There are now close to 200 million single adults in China, China News Network has reported citing government data.
While educated, high-earning singles are fueling the “singles economy” in big cities, however, many feel they are being marginalised by society and the government.
When the Shanghai government rolled out home ownership restrictions in 2010 to curb rising prices, single people without a “hukou” residency permit were barred from buying property while married couples were allowed to do so. In Guangzhou, too, single people were not allowed to buy subsidised housing.
This prompted an online “alliance of singles” that campaigned against the preferential policy. Local authorities, however, were unwilling to budge.
Being single may also be an obstacle in your career. The report cited a Beijing civil servant who said he was sick of being “pitied” by his colleagues. The man also said he missed a promotion because his superiors saw him as “immature.”
More and more women are choosing the single life, with 2.47 percent of those above 30 recorded as “unmarried” in the government’s latest census – more than double of the number from the previous round ten years ago.
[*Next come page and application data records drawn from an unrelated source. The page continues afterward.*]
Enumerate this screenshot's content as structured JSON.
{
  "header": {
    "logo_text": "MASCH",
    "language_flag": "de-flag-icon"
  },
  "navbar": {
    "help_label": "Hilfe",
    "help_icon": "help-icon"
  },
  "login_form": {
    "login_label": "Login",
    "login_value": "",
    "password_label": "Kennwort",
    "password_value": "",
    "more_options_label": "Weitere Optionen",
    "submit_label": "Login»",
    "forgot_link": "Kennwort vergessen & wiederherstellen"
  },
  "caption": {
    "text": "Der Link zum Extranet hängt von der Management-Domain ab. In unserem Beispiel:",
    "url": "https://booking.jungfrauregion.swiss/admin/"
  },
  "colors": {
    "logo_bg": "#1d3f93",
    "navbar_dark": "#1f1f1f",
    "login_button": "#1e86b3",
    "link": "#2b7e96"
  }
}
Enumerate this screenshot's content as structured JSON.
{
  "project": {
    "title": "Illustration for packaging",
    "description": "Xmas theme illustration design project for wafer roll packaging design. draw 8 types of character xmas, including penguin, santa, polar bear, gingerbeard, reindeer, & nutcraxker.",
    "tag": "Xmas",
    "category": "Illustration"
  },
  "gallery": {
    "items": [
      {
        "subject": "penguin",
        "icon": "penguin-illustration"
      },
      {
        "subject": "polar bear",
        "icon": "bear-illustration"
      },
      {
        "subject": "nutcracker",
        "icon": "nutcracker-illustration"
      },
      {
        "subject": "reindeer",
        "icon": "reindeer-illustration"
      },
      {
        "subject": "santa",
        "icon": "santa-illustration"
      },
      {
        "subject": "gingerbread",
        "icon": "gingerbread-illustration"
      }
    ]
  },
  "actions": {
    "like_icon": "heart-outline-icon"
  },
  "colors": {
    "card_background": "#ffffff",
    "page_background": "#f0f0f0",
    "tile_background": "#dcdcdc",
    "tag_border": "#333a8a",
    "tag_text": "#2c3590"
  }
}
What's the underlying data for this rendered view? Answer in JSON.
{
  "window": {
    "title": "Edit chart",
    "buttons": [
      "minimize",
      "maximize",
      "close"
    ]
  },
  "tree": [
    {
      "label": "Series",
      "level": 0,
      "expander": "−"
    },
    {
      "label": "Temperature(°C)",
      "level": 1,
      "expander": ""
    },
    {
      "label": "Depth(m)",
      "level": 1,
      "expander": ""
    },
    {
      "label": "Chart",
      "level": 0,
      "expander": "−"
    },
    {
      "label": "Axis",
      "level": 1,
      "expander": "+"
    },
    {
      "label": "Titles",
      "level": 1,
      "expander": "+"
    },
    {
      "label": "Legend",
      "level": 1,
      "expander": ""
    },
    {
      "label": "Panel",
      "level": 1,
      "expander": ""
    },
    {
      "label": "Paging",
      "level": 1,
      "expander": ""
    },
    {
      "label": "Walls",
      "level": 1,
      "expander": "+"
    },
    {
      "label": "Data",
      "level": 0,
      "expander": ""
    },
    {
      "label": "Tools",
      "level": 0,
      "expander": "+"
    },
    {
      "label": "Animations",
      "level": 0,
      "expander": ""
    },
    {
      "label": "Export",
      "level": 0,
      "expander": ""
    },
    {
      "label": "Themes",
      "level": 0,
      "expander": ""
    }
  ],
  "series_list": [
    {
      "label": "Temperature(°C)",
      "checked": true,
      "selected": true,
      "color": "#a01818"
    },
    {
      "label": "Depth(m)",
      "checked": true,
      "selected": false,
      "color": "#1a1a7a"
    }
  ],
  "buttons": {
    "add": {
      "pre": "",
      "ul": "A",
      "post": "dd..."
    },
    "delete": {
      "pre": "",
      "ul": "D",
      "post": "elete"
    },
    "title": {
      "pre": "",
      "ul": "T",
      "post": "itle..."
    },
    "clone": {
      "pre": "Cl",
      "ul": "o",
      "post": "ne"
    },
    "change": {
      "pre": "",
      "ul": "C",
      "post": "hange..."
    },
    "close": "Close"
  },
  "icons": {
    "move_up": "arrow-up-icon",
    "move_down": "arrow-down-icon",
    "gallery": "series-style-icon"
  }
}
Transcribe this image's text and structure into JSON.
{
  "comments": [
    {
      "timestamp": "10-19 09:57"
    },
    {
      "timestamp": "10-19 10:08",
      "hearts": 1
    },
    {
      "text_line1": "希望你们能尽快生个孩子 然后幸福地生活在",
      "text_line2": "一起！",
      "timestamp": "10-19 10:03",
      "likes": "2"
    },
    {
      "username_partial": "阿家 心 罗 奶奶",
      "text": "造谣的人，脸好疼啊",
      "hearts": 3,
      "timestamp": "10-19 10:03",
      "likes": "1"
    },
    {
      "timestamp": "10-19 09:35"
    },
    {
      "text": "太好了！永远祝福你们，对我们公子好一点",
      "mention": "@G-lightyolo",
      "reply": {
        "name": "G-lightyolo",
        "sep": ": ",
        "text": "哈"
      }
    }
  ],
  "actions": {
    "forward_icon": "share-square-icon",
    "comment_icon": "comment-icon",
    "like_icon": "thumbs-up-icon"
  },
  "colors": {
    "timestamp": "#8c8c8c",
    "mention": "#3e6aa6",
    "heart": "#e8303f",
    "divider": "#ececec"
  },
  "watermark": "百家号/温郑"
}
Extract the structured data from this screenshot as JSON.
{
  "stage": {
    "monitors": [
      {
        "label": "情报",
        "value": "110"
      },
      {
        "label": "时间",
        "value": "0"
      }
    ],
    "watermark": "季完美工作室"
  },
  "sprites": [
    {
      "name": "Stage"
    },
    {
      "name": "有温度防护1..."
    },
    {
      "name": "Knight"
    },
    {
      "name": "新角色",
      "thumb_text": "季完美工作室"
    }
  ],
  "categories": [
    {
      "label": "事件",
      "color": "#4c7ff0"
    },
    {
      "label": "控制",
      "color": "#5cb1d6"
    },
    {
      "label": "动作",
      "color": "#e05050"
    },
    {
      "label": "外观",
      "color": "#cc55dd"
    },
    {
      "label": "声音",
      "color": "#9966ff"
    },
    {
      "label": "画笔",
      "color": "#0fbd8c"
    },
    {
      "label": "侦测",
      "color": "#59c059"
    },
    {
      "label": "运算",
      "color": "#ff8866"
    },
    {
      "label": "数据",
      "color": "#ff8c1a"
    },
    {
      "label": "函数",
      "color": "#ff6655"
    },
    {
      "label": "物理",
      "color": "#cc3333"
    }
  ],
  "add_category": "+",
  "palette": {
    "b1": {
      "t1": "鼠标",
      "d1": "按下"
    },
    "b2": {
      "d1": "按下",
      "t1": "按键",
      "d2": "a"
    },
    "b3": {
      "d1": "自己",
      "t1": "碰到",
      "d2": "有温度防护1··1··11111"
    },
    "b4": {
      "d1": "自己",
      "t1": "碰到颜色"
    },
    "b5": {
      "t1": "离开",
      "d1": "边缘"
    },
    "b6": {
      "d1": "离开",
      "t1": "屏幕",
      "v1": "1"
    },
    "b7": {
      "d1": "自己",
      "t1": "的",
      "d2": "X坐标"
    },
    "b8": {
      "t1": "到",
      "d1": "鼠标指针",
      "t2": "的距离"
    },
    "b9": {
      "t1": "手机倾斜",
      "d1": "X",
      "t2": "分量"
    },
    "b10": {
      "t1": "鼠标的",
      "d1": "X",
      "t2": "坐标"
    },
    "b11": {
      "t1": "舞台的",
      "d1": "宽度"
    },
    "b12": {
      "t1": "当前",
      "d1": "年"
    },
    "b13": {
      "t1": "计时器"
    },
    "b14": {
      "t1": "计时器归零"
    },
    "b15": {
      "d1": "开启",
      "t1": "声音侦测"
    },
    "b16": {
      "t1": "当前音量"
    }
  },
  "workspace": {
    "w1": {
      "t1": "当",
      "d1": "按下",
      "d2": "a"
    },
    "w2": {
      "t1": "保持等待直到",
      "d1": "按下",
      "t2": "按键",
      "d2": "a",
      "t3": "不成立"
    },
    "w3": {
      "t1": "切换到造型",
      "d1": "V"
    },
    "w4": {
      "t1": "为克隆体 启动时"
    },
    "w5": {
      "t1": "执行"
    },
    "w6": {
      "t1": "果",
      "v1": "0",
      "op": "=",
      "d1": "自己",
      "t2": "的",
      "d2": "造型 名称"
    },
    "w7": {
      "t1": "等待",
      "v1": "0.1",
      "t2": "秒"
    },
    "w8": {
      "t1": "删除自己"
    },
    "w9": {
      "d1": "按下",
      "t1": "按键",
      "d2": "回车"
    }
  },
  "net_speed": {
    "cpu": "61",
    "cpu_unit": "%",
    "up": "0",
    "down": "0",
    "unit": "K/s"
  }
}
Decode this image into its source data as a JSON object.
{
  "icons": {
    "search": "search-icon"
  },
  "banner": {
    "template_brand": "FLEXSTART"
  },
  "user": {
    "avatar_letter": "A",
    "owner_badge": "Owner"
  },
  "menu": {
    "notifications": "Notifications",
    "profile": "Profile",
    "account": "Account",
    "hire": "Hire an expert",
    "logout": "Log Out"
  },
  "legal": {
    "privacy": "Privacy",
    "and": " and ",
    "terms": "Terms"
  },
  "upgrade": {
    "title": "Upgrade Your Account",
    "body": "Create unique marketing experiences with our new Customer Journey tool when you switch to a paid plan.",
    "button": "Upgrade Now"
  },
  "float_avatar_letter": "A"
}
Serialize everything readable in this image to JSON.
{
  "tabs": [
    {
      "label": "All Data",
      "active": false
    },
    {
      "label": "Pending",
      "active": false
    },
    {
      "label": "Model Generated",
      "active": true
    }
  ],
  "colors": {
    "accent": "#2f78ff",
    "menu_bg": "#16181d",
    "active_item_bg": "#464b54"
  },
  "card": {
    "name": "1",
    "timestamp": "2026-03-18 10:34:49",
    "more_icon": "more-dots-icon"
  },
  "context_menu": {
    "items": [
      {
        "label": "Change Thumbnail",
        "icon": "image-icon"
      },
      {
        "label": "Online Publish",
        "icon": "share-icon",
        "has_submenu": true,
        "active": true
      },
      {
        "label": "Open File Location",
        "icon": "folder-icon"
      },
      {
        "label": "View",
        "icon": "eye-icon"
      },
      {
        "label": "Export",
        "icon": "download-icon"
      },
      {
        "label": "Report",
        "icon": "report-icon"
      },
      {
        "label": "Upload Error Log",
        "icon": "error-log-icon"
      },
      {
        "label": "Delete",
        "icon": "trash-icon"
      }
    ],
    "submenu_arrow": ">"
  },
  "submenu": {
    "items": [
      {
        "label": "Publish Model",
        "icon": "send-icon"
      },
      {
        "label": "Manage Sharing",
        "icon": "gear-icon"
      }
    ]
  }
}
Stigma against bachelorettes is still felt by many, however. A single woman working in the private sector told China News Network her company always asked her to work on holidays because they assumed she “has no life.”